:: SUPPLIED RECORDS ::

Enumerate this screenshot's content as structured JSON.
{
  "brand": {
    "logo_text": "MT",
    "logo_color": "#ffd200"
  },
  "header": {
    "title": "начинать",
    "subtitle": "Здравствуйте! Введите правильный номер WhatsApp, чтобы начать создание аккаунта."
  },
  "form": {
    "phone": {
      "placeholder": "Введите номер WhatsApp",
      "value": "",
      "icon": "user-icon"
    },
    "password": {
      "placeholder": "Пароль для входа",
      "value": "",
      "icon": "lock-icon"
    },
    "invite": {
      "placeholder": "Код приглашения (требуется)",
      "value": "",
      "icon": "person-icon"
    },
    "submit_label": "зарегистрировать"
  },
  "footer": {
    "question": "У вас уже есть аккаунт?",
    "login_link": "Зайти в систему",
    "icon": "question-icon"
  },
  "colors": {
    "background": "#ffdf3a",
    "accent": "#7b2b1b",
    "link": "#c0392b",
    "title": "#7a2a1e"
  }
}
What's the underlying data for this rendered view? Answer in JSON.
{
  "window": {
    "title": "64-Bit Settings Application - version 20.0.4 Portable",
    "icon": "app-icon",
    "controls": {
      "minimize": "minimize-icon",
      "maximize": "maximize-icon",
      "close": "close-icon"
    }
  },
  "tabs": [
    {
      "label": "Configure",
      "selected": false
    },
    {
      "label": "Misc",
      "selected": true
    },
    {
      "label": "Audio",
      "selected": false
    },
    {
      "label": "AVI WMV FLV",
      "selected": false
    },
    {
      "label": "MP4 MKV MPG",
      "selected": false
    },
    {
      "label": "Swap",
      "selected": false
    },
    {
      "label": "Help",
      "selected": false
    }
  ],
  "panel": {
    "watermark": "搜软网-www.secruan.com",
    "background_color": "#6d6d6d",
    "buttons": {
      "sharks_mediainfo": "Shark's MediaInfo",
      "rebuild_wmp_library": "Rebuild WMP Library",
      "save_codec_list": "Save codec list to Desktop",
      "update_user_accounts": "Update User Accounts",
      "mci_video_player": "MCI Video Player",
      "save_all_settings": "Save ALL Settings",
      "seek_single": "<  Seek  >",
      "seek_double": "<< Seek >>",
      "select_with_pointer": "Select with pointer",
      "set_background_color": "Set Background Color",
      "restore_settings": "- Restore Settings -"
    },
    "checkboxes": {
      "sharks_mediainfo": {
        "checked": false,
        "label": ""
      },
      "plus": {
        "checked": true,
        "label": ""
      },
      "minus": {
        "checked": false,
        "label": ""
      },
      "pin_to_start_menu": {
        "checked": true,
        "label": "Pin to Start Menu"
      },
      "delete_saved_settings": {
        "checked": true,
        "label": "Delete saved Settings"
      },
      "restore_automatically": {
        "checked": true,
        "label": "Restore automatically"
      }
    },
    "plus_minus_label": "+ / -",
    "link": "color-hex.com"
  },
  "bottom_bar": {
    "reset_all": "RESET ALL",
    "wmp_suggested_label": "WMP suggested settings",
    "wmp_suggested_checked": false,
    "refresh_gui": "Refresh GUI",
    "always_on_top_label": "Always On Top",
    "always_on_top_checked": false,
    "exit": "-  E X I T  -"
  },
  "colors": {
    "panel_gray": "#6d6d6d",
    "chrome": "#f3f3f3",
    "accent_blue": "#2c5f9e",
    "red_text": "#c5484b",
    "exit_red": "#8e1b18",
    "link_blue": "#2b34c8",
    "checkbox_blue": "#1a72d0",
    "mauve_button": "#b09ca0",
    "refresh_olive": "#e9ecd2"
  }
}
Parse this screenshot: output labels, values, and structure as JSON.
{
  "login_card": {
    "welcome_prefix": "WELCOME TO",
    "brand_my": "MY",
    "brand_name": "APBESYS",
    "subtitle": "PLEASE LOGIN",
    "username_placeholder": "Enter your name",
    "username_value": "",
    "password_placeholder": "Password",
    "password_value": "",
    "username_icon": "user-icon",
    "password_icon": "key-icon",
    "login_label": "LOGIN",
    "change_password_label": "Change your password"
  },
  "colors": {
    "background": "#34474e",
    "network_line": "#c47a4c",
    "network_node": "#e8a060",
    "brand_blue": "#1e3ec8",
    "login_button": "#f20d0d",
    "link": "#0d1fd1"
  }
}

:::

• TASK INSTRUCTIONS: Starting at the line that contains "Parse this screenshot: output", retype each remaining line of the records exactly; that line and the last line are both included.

• SOLUTION:
Parse this screenshot: output labels, values, and structure as JSON.
{
  "login_card": {
    "welcome_prefix": "WELCOME TO",
    "brand_my": "MY",
    "brand_name": "APBESYS",
    "subtitle": "PLEASE LOGIN",
    "username_placeholder": "Enter your name",
    "username_value": "",
    "password_placeholder": "Password",
    "password_value": "",
    "username_icon": "user-icon",
    "password_icon": "key-icon",
    "login_label": "LOGIN",
    "change_password_label": "Change your password"
  },
  "colors": {
    "background": "#34474e",
    "network_line": "#c47a4c",
    "network_node": "#e8a060",
    "brand_blue": "#1e3ec8",
    "login_button": "#f20d0d",
    "link": "#0d1fd1"
  }
}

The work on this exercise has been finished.